Task to complete:
For each line in the data that includes "author", make a copy.

Collected data entries:

————————

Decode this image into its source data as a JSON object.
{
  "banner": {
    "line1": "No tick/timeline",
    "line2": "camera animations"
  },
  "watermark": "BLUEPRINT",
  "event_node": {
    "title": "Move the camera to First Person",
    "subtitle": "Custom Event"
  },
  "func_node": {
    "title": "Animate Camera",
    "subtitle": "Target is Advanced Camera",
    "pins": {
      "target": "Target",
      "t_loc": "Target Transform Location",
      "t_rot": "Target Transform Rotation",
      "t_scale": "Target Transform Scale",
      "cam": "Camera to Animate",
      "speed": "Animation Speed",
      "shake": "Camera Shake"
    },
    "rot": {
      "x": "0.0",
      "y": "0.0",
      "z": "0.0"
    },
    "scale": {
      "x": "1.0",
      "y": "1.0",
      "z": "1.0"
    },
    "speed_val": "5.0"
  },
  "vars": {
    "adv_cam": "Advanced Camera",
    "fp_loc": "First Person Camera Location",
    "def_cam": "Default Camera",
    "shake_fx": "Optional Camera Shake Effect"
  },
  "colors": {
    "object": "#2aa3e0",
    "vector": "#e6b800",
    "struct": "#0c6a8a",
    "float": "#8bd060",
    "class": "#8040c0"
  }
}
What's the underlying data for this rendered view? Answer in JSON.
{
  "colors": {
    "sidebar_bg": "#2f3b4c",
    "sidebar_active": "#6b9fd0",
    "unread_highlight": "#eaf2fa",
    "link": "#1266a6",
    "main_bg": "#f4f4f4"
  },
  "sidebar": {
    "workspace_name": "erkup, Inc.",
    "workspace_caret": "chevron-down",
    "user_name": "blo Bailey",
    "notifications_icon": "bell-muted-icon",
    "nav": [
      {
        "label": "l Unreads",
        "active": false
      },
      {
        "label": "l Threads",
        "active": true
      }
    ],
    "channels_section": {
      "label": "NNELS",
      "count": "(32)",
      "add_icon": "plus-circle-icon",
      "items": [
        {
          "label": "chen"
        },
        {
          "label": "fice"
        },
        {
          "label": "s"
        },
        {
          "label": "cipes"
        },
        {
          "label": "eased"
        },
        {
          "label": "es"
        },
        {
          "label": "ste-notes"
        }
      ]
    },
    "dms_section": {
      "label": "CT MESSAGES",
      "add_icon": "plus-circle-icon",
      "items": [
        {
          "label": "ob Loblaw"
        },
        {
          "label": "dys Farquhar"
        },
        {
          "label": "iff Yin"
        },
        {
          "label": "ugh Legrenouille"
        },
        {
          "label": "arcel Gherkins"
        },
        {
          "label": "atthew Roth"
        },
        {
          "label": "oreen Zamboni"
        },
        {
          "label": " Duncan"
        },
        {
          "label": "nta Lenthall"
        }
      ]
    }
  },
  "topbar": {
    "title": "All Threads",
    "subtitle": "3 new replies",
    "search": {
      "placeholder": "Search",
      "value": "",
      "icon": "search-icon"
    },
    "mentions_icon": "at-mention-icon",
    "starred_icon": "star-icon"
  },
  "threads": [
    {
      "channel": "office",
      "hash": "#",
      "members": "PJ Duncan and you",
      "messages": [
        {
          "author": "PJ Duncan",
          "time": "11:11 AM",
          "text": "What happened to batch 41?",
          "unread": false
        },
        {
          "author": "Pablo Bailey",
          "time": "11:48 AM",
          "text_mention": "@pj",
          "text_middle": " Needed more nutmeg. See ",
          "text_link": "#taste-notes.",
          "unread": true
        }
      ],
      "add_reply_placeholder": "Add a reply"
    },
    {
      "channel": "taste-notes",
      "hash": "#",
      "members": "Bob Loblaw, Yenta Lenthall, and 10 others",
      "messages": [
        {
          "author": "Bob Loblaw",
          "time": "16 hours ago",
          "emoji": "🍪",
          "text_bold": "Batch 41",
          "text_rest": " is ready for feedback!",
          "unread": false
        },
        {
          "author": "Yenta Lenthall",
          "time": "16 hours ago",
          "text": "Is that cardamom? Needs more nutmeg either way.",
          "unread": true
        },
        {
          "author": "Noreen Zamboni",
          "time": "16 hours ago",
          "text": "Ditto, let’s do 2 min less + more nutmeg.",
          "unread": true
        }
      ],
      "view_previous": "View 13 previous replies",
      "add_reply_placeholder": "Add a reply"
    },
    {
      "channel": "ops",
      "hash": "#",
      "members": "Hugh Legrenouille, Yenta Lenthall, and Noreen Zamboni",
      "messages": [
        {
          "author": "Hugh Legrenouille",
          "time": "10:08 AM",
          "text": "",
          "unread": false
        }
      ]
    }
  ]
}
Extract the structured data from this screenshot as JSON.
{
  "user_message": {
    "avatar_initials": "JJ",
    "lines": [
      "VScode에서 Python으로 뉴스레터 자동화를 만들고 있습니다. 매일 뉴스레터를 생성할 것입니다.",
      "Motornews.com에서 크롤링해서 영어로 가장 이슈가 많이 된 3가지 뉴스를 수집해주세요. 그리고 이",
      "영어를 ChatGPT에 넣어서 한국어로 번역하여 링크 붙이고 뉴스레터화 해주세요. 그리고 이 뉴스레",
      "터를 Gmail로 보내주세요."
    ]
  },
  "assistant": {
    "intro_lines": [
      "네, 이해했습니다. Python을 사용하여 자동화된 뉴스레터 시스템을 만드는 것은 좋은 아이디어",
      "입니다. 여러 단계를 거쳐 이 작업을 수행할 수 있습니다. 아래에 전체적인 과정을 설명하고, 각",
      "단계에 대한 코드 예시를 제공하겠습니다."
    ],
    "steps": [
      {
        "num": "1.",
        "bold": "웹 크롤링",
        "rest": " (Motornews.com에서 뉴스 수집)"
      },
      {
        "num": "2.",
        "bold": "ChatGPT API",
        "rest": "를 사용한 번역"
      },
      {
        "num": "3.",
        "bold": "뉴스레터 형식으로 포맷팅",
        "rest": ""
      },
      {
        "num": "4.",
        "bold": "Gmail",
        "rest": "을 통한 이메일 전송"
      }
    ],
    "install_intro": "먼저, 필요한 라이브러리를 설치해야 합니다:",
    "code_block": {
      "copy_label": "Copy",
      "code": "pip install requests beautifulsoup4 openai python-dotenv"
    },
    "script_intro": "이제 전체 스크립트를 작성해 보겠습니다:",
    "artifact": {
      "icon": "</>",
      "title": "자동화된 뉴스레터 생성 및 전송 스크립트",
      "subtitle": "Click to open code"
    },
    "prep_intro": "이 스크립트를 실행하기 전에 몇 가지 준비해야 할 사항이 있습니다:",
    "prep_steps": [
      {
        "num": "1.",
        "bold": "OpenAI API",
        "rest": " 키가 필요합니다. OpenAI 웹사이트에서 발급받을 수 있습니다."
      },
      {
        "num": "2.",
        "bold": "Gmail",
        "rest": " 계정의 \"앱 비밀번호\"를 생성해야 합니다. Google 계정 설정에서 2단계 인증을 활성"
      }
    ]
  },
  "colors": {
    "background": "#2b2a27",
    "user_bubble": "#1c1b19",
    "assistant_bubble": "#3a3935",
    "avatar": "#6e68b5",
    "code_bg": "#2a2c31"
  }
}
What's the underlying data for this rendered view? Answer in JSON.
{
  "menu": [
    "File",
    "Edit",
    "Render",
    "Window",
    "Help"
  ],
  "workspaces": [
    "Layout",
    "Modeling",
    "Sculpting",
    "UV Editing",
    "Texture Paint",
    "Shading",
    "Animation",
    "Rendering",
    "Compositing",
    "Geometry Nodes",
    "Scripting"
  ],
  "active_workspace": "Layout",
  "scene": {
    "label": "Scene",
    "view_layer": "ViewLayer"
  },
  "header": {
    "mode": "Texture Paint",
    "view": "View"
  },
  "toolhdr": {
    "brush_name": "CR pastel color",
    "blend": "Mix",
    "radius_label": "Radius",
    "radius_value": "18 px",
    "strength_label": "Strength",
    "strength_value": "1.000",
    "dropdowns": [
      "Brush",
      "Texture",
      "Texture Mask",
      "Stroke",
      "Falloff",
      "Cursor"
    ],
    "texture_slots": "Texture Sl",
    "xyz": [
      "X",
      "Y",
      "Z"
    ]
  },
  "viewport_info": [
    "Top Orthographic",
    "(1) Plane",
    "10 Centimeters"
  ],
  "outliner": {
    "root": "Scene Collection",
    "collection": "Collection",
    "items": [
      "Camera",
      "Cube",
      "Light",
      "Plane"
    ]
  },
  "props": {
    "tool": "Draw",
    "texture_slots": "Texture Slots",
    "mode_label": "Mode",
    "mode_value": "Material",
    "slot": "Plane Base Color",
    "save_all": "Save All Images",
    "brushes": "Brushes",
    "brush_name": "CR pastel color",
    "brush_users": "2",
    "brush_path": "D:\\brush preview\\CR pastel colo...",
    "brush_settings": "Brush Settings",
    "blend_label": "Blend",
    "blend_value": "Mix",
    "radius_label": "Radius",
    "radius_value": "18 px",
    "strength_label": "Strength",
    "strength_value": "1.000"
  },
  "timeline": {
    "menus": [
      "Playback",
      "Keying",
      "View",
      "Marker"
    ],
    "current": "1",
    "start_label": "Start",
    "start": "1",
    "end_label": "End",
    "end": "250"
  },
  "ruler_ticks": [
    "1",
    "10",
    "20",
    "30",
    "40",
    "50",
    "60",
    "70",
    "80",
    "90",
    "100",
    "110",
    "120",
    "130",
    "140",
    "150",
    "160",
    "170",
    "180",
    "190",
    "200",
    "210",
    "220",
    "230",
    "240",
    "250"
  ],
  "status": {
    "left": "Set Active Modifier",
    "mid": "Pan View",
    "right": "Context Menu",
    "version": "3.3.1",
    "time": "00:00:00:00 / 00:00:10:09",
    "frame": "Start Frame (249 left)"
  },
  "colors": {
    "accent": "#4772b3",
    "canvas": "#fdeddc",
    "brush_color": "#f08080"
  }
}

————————

Solution:
          "author": "PJ Duncan",
          "author": "Pablo Bailey",
          "author": "Bob Loblaw",
          "author": "Yenta Lenthall",
          "author": "Noreen Zamboni",
          "author": "Hugh Legrenouille",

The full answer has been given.